But the news wasn’t even covered on Google’s own Web page for the facility, and Google has yet to respond to Data Center Knowledge’s request for details.
When ground was broken on the project in September 2014, it was to be built on 109 acres of prime real estate in the Dutch seaport, with a projected investment of $773 million. As it stands, the facility was opened on time, although we know nothing more yet about the company’s budget goals.
In a company blog post published at the time of groundbreaking, William Echikson, who headed Google’s data center community relations then, pledged that the facility would run on 100 percent renewable energy, and would be fully free-cooled, including with the use of “grey water” (unfiltered, untreated, but not yet waste water).
Indeed, just a few months after that post, Google entered into a 10-year deal with Eneco, one of the Netherlands’ major gas producers. That company had already been constructing a 19-turbine wind farm in Delfzijl, just a few miles south, using partially offshore turbines built on an artificial reef. That production facility opened in September 2015, with Eneco reporting its total production capacity at 62.7 MW.
Although that facility could power as many as 55,000 Dutch households, the industry publication Wind Power Intelligence reported the previous December that Eneco’s 10-year deal with Google was for its entire output.
So why the quiet attitude? It would appear Google’s project is another in a string of successes.
As it turns out, a former Google director and European data center contract negotiator named Simon Tusha pled guilty last May to one count of conspiracy to defraud the U.S.
Specifically, Tusha admitted to receiving kickbacks from both Dutch and British companies, and then hiding those kickback funds through a series of shell companies. U.S. investigators stumbled onto Tusha, according to the Pittsburgh Post-Gazette, quite by accident — through a criminal investigation of a Pennsylvania drug ring operated by one of the men involved in Tusha’s shell companies.
Late last month, Dutch real estate magnate Rudy Stroink, the former head of TCN Group, known in the Netherlands as the “Mr. Clean of Real Estate” — was indicted for allegedly paying out the bribes, totaling some €1.7 million, to which Tusha pled guilty of receiving.
The story is front-page, live-coverage news all over the Netherlands, involving one of its most well-known public figures.
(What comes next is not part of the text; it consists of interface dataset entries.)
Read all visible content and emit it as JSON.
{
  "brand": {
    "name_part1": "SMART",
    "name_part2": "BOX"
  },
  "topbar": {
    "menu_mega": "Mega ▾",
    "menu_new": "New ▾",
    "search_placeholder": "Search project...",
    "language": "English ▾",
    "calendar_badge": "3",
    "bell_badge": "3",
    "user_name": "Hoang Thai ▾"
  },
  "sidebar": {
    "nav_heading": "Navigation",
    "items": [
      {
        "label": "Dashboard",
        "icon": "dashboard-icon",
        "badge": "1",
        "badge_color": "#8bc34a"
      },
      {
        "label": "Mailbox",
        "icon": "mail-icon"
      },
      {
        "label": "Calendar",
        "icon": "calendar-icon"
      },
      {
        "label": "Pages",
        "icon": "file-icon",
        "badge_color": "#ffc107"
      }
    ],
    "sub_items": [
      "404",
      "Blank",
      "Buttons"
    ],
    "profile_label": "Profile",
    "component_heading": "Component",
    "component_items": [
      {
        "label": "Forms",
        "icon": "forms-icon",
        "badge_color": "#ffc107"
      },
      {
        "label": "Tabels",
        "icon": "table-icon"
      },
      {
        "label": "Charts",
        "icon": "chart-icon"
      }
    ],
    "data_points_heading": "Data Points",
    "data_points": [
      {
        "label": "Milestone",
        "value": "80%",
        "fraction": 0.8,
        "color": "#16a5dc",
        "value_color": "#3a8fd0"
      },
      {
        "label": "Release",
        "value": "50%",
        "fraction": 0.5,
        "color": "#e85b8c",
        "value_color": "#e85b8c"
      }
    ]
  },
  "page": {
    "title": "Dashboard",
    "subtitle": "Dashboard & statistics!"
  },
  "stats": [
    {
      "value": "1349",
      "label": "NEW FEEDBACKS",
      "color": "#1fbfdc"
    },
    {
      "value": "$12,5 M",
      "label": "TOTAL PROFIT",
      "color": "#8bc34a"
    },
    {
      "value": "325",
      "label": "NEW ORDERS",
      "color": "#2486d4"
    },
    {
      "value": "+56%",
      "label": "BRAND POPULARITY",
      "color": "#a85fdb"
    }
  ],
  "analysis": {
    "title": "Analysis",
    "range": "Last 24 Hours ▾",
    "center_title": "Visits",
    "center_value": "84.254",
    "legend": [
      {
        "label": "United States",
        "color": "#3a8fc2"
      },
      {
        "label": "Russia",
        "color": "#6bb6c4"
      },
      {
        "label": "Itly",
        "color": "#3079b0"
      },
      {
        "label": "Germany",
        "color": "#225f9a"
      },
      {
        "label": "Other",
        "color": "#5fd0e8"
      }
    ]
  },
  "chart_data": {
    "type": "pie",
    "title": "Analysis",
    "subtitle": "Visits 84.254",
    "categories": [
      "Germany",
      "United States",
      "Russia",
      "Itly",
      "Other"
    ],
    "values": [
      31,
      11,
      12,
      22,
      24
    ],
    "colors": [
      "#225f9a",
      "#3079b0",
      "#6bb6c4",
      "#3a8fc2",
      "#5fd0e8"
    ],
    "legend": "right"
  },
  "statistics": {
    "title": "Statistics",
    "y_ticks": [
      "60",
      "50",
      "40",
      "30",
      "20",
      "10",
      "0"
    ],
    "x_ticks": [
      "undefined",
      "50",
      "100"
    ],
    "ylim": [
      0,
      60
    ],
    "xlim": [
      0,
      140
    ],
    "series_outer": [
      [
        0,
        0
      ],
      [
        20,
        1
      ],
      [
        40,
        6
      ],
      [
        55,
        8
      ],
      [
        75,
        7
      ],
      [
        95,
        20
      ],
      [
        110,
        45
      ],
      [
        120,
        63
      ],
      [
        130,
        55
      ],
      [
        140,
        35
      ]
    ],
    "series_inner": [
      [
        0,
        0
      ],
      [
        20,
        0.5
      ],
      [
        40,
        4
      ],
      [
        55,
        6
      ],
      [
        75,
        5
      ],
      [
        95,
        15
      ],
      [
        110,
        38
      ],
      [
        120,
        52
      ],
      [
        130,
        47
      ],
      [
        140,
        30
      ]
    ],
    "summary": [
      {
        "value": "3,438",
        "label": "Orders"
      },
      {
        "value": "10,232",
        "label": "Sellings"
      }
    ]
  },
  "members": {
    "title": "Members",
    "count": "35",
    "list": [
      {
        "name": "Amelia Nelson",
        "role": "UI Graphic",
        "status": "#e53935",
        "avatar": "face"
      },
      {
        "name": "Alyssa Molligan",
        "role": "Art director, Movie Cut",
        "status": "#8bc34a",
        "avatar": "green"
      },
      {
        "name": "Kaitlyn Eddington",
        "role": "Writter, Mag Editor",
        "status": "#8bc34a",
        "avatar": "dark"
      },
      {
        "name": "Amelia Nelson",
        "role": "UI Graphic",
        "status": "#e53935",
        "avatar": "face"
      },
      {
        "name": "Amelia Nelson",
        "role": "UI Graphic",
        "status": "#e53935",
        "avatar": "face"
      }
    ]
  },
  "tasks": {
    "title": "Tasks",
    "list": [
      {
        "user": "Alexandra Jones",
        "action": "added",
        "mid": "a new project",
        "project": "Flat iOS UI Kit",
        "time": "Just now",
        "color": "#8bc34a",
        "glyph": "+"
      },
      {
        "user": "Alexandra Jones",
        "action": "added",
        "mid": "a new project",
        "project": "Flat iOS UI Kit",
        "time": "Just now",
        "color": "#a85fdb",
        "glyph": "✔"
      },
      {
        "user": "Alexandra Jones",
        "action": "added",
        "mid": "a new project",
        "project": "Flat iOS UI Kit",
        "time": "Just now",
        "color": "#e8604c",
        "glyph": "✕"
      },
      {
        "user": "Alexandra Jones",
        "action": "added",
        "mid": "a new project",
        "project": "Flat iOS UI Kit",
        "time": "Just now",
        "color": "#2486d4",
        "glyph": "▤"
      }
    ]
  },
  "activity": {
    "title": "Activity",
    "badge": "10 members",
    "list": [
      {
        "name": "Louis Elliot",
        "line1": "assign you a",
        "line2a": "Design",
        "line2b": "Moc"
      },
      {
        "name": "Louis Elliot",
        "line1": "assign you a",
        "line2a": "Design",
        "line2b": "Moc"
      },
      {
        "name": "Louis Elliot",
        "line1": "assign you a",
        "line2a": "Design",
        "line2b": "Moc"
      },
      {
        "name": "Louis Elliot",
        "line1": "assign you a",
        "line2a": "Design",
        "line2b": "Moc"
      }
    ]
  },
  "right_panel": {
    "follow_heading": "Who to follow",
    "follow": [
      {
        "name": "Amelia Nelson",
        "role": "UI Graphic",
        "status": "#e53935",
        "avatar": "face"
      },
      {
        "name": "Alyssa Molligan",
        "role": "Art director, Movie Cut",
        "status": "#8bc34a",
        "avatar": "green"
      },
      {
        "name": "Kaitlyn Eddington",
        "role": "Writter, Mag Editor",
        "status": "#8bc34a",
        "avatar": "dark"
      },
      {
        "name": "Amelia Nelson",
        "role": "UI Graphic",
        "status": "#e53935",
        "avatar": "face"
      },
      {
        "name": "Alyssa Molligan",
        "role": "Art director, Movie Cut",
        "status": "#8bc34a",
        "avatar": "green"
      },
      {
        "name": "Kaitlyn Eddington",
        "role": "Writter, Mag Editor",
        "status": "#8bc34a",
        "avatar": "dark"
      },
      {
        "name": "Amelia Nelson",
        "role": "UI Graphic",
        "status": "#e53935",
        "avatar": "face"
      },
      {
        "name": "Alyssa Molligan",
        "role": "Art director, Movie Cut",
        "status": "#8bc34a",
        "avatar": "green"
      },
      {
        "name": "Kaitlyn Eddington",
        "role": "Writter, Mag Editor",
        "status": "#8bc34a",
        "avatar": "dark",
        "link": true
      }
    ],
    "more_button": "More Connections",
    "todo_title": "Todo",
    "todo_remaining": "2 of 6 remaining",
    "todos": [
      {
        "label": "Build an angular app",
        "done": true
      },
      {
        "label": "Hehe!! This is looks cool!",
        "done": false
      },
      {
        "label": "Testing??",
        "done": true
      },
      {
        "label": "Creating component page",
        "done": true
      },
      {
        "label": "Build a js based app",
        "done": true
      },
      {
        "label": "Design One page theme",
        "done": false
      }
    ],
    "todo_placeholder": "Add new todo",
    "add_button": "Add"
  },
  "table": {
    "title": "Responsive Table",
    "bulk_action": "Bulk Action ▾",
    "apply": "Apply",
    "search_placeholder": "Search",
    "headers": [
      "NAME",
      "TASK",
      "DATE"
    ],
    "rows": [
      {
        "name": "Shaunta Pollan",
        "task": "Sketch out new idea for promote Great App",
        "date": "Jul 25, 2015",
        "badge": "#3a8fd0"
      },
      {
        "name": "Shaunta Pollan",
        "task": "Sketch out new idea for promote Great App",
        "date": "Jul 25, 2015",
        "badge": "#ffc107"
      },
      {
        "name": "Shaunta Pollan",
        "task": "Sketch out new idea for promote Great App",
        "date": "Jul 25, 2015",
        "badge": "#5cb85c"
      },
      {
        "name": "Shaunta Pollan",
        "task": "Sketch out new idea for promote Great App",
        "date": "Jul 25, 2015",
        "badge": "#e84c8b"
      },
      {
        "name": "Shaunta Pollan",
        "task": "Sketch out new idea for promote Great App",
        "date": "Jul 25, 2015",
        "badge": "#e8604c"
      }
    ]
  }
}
For its part, Google has distanced itself from the proceedings, issuing a statement last month saying that the Eemshaven project began after Tusha had already left the company, and adding, “We are the victim of the crimes that will be charged.”